A flood of renewable energy could render five of Australia’s coal plants unviable in just a few years. 

A new report by consultants Green Energy Markets and the Institute for Energy Economics and Financial Analysis (IEEFA) has found that previous estimates of the rise of renewables in Australia may have underestimated how much green power will enter the national electricity market in the next five years. 

The report (available here in PDF form) says a wave of new solar and wind energy could make five of Australia’s 16 coal power plants financially unviable by 2025.

The analysis suggests Australia needs a national transition plan to guide the looming shift away from coal-fired power. 

The report estimates that up to 70,000 gigawatt hours of new electricity supply will come from renewable sources built between 2018 and 2025. 

Renewable energy is on track to make up between 40 and 50 per cent of Australia’s electricity by 2025, forcing output from coal and gas-fired power stations to fall by 28 per cent and 78 per cent respectively over those seven years.

Driven by pure economics, coal and gas are expected to be displaced because the fuel for wind and solar energy is free.

Green Energy Markets director Tristan Edis says the rise of green power has been more rapid than government authorities predicted just two years ago.

The “days of baseload electricity are over… it’s been cleared out of town by solar,” he said

“We need a different type of technology that can fill the gap, and duck and weave to give what we need around solar.”

The experts say the Federal Government should listen to its own Australian Energy Market Operator (AEMO), which has called for investment in batteries, pumped hydro, demand management and gas to create an optimal local power grid.

AEMO notes that gas-fired power is likely to be more expensive than other options, but this does not appear to have influenced the Morrison government’s push for a “gas-fired recovery” from recession. 

The government has been promoting ideas including building a new gas plant with taxpayer’s money, and underwriting several others by instructing the Clean Energy Finance Corporation (CEFC) to support gas developments.

Mr Edis says it would be wise to move away from the apparent policy of keeping fossil fuels in the system for as long as possible.

“Rather than propping up these plants which are getting very old, we need new government policies that support private-sector investment in dispatchable power plants that will be viable over the long term,” he said.
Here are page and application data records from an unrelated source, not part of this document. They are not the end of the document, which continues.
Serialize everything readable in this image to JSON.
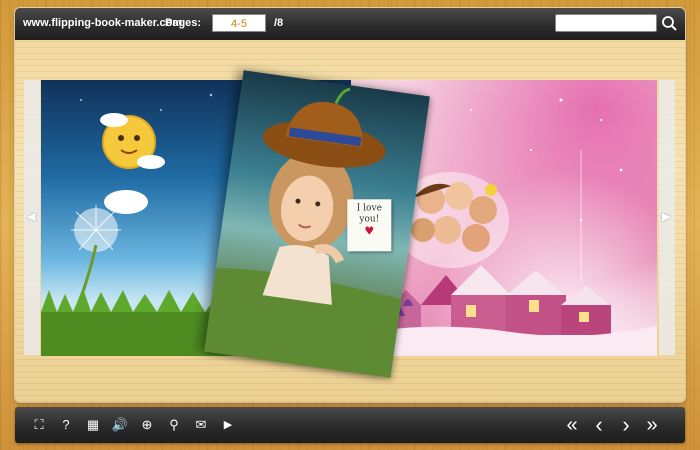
{
  "toolbar_top": {
    "site_title": "www.flipping-book-maker.com",
    "pages_label": "Pages:",
    "page_input_value": "4-5",
    "page_total": "/8",
    "search_value": ""
  },
  "note_text": [
    "I love",
    "you!"
  ],
  "bottom_toolbar": {
    "left_buttons": [
      {
        "name": "fullscreen-icon",
        "glyph": "⛶"
      },
      {
        "name": "help-icon",
        "glyph": "?"
      },
      {
        "name": "thumbnails-icon",
        "glyph": "▦"
      },
      {
        "name": "sound-icon",
        "glyph": "🔊"
      },
      {
        "name": "zoom-in-icon",
        "glyph": "⊕"
      },
      {
        "name": "search-icon",
        "glyph": "⚲"
      },
      {
        "name": "email-icon",
        "glyph": "✉"
      },
      {
        "name": "autoplay-icon",
        "glyph": "▶"
      }
    ],
    "right_buttons": [
      {
        "name": "first-page-icon",
        "glyph": "«"
      },
      {
        "name": "previous-page-icon",
        "glyph": "‹"
      },
      {
        "name": "next-page-icon",
        "glyph": "›"
      },
      {
        "name": "last-page-icon",
        "glyph": "»"
      }
    ]
  },
  "colors": {
    "toolbar_bg": "#2d2d2d",
    "page_number_color": "#c58a00",
    "wood": "#e3b356"
  }
}
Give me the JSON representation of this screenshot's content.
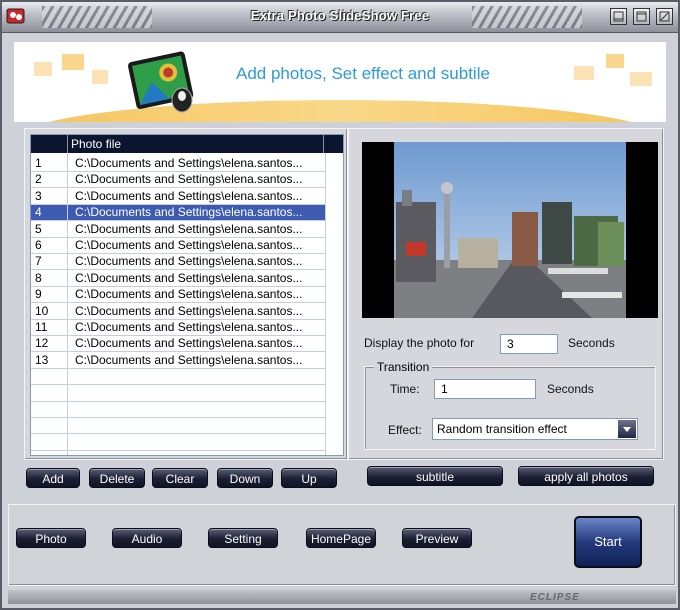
{
  "window": {
    "title": "Extra Photo SlideShow Free"
  },
  "banner": {
    "headline": "Add photos, Set effect and subtile"
  },
  "photo_list": {
    "column_header": "Photo file",
    "rows": [
      {
        "num": "1",
        "path": "C:\\Documents and Settings\\elena.santos..."
      },
      {
        "num": "2",
        "path": "C:\\Documents and Settings\\elena.santos..."
      },
      {
        "num": "3",
        "path": "C:\\Documents and Settings\\elena.santos..."
      },
      {
        "num": "4",
        "path": "C:\\Documents and Settings\\elena.santos..."
      },
      {
        "num": "5",
        "path": "C:\\Documents and Settings\\elena.santos..."
      },
      {
        "num": "6",
        "path": "C:\\Documents and Settings\\elena.santos..."
      },
      {
        "num": "7",
        "path": "C:\\Documents and Settings\\elena.santos..."
      },
      {
        "num": "8",
        "path": "C:\\Documents and Settings\\elena.santos..."
      },
      {
        "num": "9",
        "path": "C:\\Documents and Settings\\elena.santos..."
      },
      {
        "num": "10",
        "path": "C:\\Documents and Settings\\elena.santos..."
      },
      {
        "num": "11",
        "path": "C:\\Documents and Settings\\elena.santos..."
      },
      {
        "num": "12",
        "path": "C:\\Documents and Settings\\elena.santos..."
      },
      {
        "num": "13",
        "path": "C:\\Documents and Settings\\elena.santos..."
      }
    ],
    "selected_row": "4"
  },
  "list_buttons": {
    "add": "Add",
    "delete": "Delete",
    "clear": "Clear",
    "down": "Down",
    "up": "Up"
  },
  "settings": {
    "display_label": "Display the photo for",
    "display_value": "3",
    "display_unit": "Seconds",
    "transition_legend": "Transition",
    "time_label": "Time:",
    "time_value": "1",
    "time_unit": "Seconds",
    "effect_label": "Effect:",
    "effect_value": "Random transition effect",
    "subtitle_button": "subtitle",
    "apply_button": "apply all photos"
  },
  "nav_buttons": {
    "photo": "Photo",
    "audio": "Audio",
    "setting": "Setting",
    "homepage": "HomePage",
    "preview": "Preview",
    "start": "Start"
  },
  "footer": {
    "brand": "ECLIPSE"
  },
  "colors": {
    "accent_blue": "#2d9ad9",
    "selection": "#3d5bb0",
    "button_dark": "#1b1f33"
  }
}
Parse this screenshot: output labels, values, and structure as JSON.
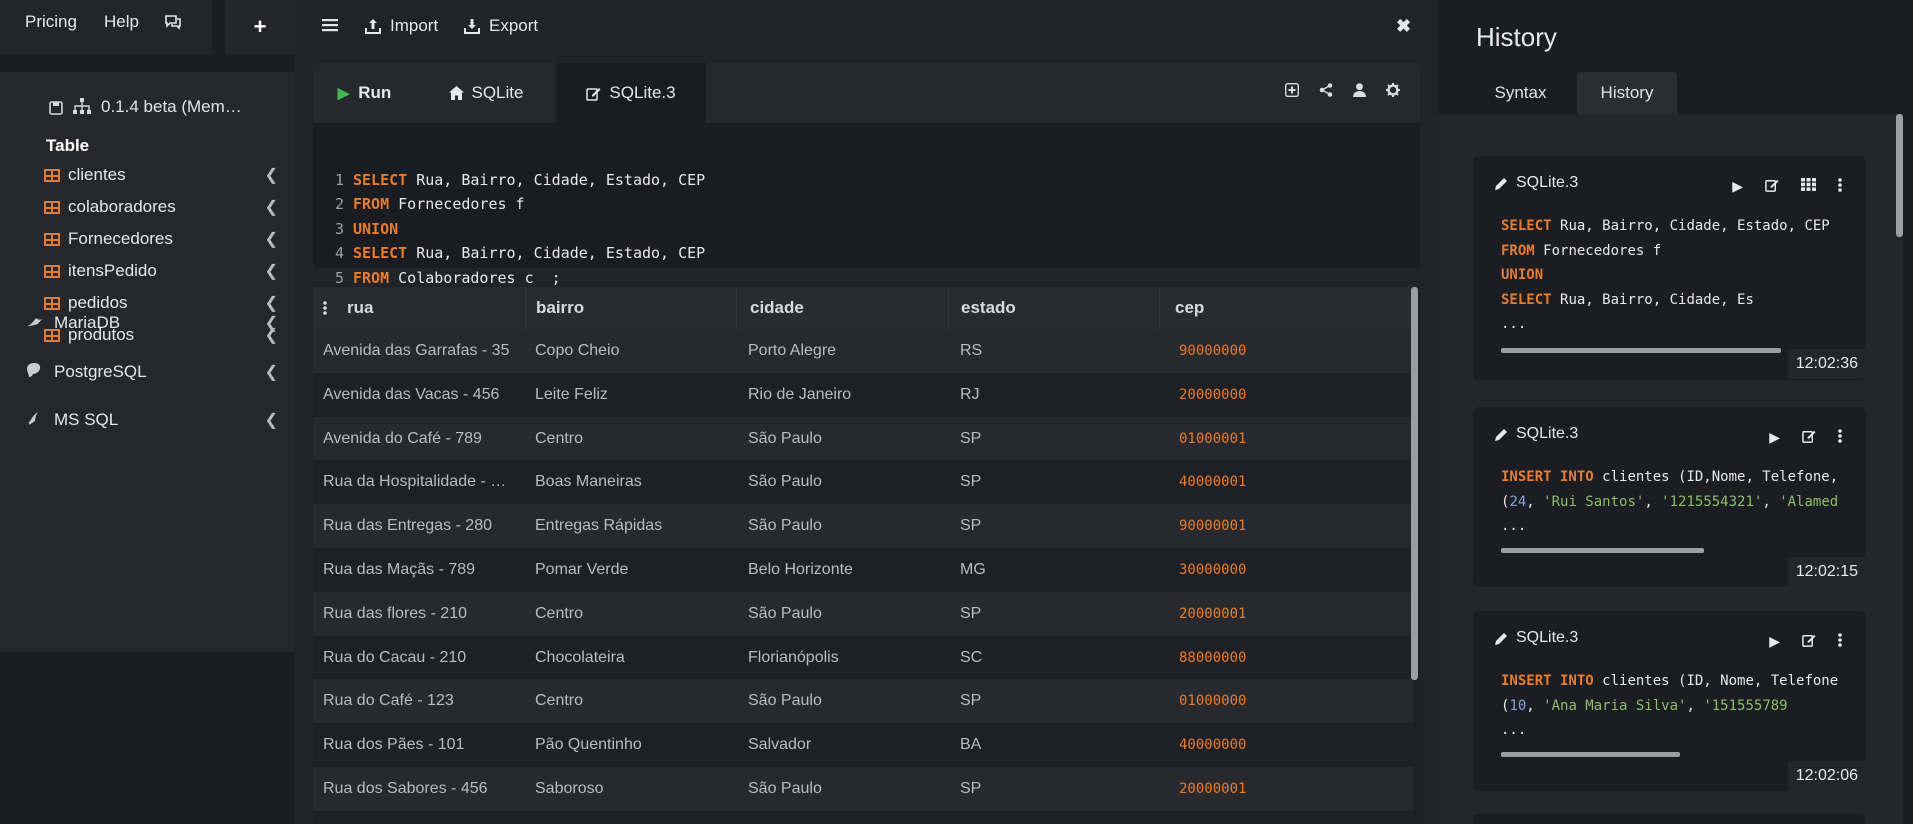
{
  "sidebar": {
    "nav": {
      "pricing": "Pricing",
      "help": "Help",
      "chat_icon": "chat-icon",
      "add_icon": "plus-icon"
    },
    "connection_label": "0.1.4 beta (Mem…",
    "table_heading": "Table",
    "tables": [
      "clientes",
      "colaboradores",
      "Fornecedores",
      "itensPedido",
      "pedidos",
      "produtos"
    ],
    "databases": [
      "MariaDB",
      "PostgreSQL",
      "MS SQL"
    ]
  },
  "toolbar": {
    "import": "Import",
    "export": "Export"
  },
  "editor": {
    "run_label": "Run",
    "tabs": [
      "SQLite",
      "SQLite.3"
    ],
    "lines": [
      "1",
      "2",
      "3",
      "4",
      "5"
    ]
  },
  "grid": {
    "columns": [
      "rua",
      "bairro",
      "cidade",
      "estado",
      "cep"
    ],
    "rows": [
      [
        "Avenida das Garrafas - 35",
        "Copo Cheio",
        "Porto Alegre",
        "RS",
        "90000000"
      ],
      [
        "Avenida das Vacas - 456",
        "Leite Feliz",
        "Rio de Janeiro",
        "RJ",
        "20000000"
      ],
      [
        "Avenida do Café - 789",
        "Centro",
        "São Paulo",
        "SP",
        "01000001"
      ],
      [
        "Rua da Hospitalidade - …",
        "Boas Maneiras",
        "São Paulo",
        "SP",
        "40000001"
      ],
      [
        "Rua das Entregas - 280",
        "Entregas Rápidas",
        "São Paulo",
        "SP",
        "90000001"
      ],
      [
        "Rua das Maçãs - 789",
        "Pomar Verde",
        "Belo Horizonte",
        "MG",
        "30000000"
      ],
      [
        "Rua das flores - 210",
        "Centro",
        "São Paulo",
        "SP",
        "20000001"
      ],
      [
        "Rua do Cacau - 210",
        "Chocolateira",
        "Florianópolis",
        "SC",
        "88000000"
      ],
      [
        "Rua do Café - 123",
        "Centro",
        "São Paulo",
        "SP",
        "01000000"
      ],
      [
        "Rua dos Pães - 101",
        "Pão Quentinho",
        "Salvador",
        "BA",
        "40000000"
      ],
      [
        "Rua dos Sabores - 456",
        "Saboroso",
        "São Paulo",
        "SP",
        "20000001"
      ]
    ]
  },
  "history": {
    "title": "History",
    "tabs": [
      "Syntax",
      "History"
    ],
    "entries": [
      {
        "name": "SQLite.3",
        "time": "12:02:36",
        "ellipsis": "...",
        "scroll_fraction": 0.8
      },
      {
        "name": "SQLite.3",
        "time": "12:02:15",
        "ellipsis": "...",
        "scroll_fraction": 0.58
      },
      {
        "name": "SQLite.3",
        "time": "12:02:06",
        "ellipsis": "...",
        "scroll_fraction": 0.51
      }
    ]
  },
  "colors": {
    "keyword": "#e87c2f",
    "accent_green": "#3fb950",
    "number": "#7ea6e0",
    "string": "#8bbf6a"
  }
}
“To be viable they need to be highly flexible to work around changes in wind and solar output. And they need to be low emission if we are to deliver on our climate change obligations.”